Work to be completed: Leave the images out. Give every line below again, precisely.

Entries taken from a collection:

^^^^

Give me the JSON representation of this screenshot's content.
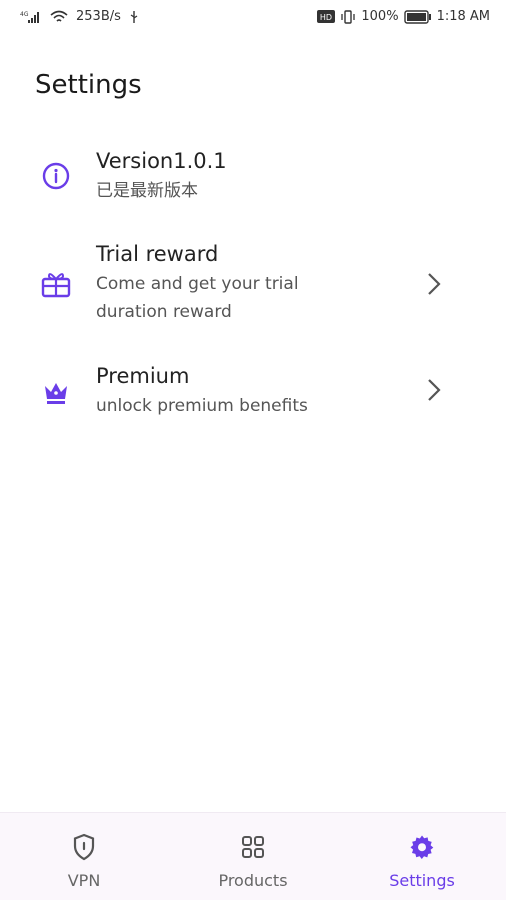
{
  "status_bar": {
    "network": "4G",
    "speed": "253B/s",
    "hd": "HD",
    "battery": "100%",
    "time": "1:18 AM"
  },
  "page": {
    "title": "Settings"
  },
  "settings": [
    {
      "icon": "info-icon",
      "title": "Version1.0.1",
      "subtitle": "已是最新版本",
      "has_chevron": false
    },
    {
      "icon": "gift-icon",
      "title": "Trial reward",
      "subtitle_line1": "Come and get your trial",
      "subtitle_line2": "duration reward",
      "has_chevron": true
    },
    {
      "icon": "crown-icon",
      "title": "Premium",
      "subtitle": "unlock premium benefits",
      "has_chevron": true
    }
  ],
  "bottom_nav": [
    {
      "label": "VPN",
      "icon": "shield-icon",
      "active": false
    },
    {
      "label": "Products",
      "icon": "grid-icon",
      "active": false
    },
    {
      "label": "Settings",
      "icon": "gear-icon",
      "active": true
    }
  ],
  "colors": {
    "accent": "#6a3de8",
    "nav_bg": "#fbf7fc",
    "text": "#222222"
  }
}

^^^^

Solution for this problem:
Give me the JSON representation of this screenshot's content.
{
  "status_bar": {
    "network": "4G",
    "speed": "253B/s",
    "hd": "HD",
    "battery": "100%",
    "time": "1:18 AM"
  },
  "page": {
    "title": "Settings"
  },
  "settings": [
    {
      "icon": "info-icon",
      "title": "Version1.0.1",
      "subtitle": "已是最新版本",
      "has_chevron": false
    },
    {
      "icon": "gift-icon",
      "title": "Trial reward",
      "subtitle_line1": "Come and get your trial",
      "subtitle_line2": "duration reward",
      "has_chevron": true
    },
    {
      "icon": "crown-icon",
      "title": "Premium",
      "subtitle": "unlock premium benefits",
      "has_chevron": true
    }
  ],
  "bottom_nav": [
    {
      "label": "VPN",
      "icon": "shield-icon",
      "active": false
    },
    {
      "label": "Products",
      "icon": "grid-icon",
      "active": false
    },
    {
      "label": "Settings",
      "icon": "gear-icon",
      "active": true
    }
  ],
  "colors": {
    "accent": "#6a3de8",
    "nav_bg": "#fbf7fc",
    "text": "#222222"
  }
}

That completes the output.